▸ Task directions
Type out all the data below, word for word.

-- Dataset content follows --

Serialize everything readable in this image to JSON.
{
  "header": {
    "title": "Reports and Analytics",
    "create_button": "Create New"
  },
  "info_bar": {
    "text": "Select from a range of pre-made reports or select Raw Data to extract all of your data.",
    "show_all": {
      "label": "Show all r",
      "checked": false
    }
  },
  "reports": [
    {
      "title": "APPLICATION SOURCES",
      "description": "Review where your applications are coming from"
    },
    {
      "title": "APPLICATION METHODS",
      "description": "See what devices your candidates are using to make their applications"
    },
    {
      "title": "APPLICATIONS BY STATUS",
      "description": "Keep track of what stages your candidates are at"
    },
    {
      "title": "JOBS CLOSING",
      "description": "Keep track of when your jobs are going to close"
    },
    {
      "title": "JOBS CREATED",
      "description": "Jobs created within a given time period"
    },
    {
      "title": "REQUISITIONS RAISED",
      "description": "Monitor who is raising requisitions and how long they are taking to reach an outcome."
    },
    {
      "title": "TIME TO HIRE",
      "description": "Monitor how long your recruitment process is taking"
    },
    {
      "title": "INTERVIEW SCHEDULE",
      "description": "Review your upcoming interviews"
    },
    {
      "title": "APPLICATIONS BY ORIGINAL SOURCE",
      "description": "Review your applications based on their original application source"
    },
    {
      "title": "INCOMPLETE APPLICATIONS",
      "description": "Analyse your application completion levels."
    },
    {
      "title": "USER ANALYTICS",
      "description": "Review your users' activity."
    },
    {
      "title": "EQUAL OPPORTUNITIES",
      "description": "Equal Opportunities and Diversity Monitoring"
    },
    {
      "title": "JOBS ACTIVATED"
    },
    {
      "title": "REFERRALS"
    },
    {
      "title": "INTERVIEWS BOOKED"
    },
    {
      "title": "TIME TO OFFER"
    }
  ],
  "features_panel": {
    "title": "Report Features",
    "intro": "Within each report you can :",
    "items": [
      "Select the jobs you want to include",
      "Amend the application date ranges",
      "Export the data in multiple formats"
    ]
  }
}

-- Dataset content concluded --

▸ Output
Serialize everything readable in this image to JSON.
{
  "header": {
    "title": "Reports and Analytics",
    "create_button": "Create New"
  },
  "info_bar": {
    "text": "Select from a range of pre-made reports or select Raw Data to extract all of your data.",
    "show_all": {
      "label": "Show all r",
      "checked": false
    }
  },
  "reports": [
    {
      "title": "APPLICATION SOURCES",
      "description": "Review where your applications are coming from"
    },
    {
      "title": "APPLICATION METHODS",
      "description": "See what devices your candidates are using to make their applications"
    },
    {
      "title": "APPLICATIONS BY STATUS",
      "description": "Keep track of what stages your candidates are at"
    },
    {
      "title": "JOBS CLOSING",
      "description": "Keep track of when your jobs are going to close"
    },
    {
      "title": "JOBS CREATED",
      "description": "Jobs created within a given time period"
    },
    {
      "title": "REQUISITIONS RAISED",
      "description": "Monitor who is raising requisitions and how long they are taking to reach an outcome."
    },
    {
      "title": "TIME TO HIRE",
      "description": "Monitor how long your recruitment process is taking"
    },
    {
      "title": "INTERVIEW SCHEDULE",
      "description": "Review your upcoming interviews"
    },
    {
      "title": "APPLICATIONS BY ORIGINAL SOURCE",
      "description": "Review your applications based on their original application source"
    },
    {
      "title": "INCOMPLETE APPLICATIONS",
      "description": "Analyse your application completion levels."
    },
    {
      "title": "USER ANALYTICS",
      "description": "Review your users' activity."
    },
    {
      "title": "EQUAL OPPORTUNITIES",
      "description": "Equal Opportunities and Diversity Monitoring"
    },
    {
      "title": "JOBS ACTIVATED"
    },
    {
      "title": "REFERRALS"
    },
    {
      "title": "INTERVIEWS BOOKED"
    },
    {
      "title": "TIME TO OFFER"
    }
  ],
  "features_panel": {
    "title": "Report Features",
    "intro": "Within each report you can :",
    "items": [
      "Select the jobs you want to include",
      "Amend the application date ranges",
      "Export the data in multiple formats"
    ]
  }
}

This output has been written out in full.